Data about app and page elements:
╔══

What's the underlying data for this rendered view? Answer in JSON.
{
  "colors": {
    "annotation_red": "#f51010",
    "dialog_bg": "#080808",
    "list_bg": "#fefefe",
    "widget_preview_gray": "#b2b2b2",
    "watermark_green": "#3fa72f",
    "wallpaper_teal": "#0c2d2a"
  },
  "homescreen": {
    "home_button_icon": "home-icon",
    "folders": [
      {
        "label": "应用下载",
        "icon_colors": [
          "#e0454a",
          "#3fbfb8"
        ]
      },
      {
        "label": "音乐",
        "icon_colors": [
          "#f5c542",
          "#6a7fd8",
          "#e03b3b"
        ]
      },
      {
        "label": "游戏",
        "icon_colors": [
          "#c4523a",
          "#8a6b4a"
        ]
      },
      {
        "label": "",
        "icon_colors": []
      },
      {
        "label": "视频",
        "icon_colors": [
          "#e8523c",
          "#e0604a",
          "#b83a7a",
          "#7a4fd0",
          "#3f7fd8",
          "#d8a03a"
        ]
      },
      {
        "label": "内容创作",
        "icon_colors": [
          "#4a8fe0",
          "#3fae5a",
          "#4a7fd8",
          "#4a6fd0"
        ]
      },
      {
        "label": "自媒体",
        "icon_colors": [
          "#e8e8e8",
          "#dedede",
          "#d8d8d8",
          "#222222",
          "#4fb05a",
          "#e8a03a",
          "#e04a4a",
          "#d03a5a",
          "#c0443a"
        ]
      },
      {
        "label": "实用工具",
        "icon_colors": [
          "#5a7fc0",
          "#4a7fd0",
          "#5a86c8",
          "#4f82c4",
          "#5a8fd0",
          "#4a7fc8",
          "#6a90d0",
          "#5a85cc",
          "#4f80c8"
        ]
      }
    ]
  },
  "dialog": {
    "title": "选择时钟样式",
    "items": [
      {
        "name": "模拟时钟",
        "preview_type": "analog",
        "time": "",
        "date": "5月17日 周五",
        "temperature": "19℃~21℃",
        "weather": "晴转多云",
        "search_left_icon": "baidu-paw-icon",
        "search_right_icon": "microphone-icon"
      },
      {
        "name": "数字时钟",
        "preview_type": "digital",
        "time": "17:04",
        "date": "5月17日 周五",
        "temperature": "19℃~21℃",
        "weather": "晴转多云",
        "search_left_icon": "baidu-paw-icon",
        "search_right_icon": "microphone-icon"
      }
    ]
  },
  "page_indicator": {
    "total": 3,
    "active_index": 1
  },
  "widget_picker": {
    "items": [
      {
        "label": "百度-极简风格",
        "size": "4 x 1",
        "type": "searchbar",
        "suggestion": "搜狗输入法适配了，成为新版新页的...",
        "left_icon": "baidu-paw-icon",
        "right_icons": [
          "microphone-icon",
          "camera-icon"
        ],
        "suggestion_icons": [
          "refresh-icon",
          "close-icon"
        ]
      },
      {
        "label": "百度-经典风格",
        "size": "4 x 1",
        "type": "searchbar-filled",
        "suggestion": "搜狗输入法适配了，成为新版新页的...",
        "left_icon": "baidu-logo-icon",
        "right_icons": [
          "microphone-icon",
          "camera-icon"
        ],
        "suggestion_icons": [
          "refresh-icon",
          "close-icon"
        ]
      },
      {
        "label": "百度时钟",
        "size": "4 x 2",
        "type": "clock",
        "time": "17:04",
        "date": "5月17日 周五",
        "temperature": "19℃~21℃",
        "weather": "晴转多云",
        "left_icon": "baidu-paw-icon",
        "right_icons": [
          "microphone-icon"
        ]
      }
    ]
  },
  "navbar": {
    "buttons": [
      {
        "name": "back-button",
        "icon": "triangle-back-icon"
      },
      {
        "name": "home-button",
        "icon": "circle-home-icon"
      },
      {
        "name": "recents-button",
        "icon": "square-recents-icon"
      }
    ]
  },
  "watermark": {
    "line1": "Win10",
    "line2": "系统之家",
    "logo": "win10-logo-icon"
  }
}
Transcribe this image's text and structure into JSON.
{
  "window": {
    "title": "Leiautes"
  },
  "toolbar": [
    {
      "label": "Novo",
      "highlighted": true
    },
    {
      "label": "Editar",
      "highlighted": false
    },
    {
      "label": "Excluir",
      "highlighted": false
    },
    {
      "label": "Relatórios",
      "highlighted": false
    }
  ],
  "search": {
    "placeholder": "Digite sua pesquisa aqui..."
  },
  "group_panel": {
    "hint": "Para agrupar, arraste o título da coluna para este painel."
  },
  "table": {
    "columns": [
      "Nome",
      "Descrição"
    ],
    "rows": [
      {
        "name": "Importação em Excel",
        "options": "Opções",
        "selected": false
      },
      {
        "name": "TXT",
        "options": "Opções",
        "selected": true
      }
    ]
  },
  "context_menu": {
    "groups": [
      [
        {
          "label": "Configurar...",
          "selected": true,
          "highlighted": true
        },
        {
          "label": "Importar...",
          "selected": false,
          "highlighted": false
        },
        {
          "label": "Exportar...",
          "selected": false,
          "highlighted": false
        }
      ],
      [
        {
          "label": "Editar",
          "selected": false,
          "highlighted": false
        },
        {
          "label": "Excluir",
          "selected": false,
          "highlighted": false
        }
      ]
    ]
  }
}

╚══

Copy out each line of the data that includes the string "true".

      "highlighted": true
        "selected": true
          "selected": true,
          "highlighted": true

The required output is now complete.